- **WHAT TO DO**
Go through the data underneath and copy every line exactly.

=-=-=

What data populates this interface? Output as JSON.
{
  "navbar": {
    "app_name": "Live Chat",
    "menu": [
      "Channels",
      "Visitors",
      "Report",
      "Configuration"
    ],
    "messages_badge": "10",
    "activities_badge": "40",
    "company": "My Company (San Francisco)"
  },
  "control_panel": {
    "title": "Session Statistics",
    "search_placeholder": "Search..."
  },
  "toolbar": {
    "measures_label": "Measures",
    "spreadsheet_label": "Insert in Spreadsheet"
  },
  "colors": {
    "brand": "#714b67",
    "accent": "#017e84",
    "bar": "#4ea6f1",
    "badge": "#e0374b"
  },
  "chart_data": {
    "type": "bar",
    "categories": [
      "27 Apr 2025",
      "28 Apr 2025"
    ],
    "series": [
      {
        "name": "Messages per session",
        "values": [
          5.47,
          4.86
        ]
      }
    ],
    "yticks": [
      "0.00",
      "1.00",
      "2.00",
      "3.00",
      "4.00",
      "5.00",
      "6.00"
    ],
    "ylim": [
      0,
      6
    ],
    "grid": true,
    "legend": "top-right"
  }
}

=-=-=

- **RESPONSE**
What data populates this interface? Output as JSON.
{
  "navbar": {
    "app_name": "Live Chat",
    "menu": [
      "Channels",
      "Visitors",
      "Report",
      "Configuration"
    ],
    "messages_badge": "10",
    "activities_badge": "40",
    "company": "My Company (San Francisco)"
  },
  "control_panel": {
    "title": "Session Statistics",
    "search_placeholder": "Search..."
  },
  "toolbar": {
    "measures_label": "Measures",
    "spreadsheet_label": "Insert in Spreadsheet"
  },
  "colors": {
    "brand": "#714b67",
    "accent": "#017e84",
    "bar": "#4ea6f1",
    "badge": "#e0374b"
  },
  "chart_data": {
    "type": "bar",
    "categories": [
      "27 Apr 2025",
      "28 Apr 2025"
    ],
    "series": [
      {
        "name": "Messages per session",
        "values": [
          5.47,
          4.86
        ]
      }
    ],
    "yticks": [
      "0.00",
      "1.00",
      "2.00",
      "3.00",
      "4.00",
      "5.00",
      "6.00"
    ],
    "ylim": [
      0,
      6
    ],
    "grid": true,
    "legend": "top-right"
  }
}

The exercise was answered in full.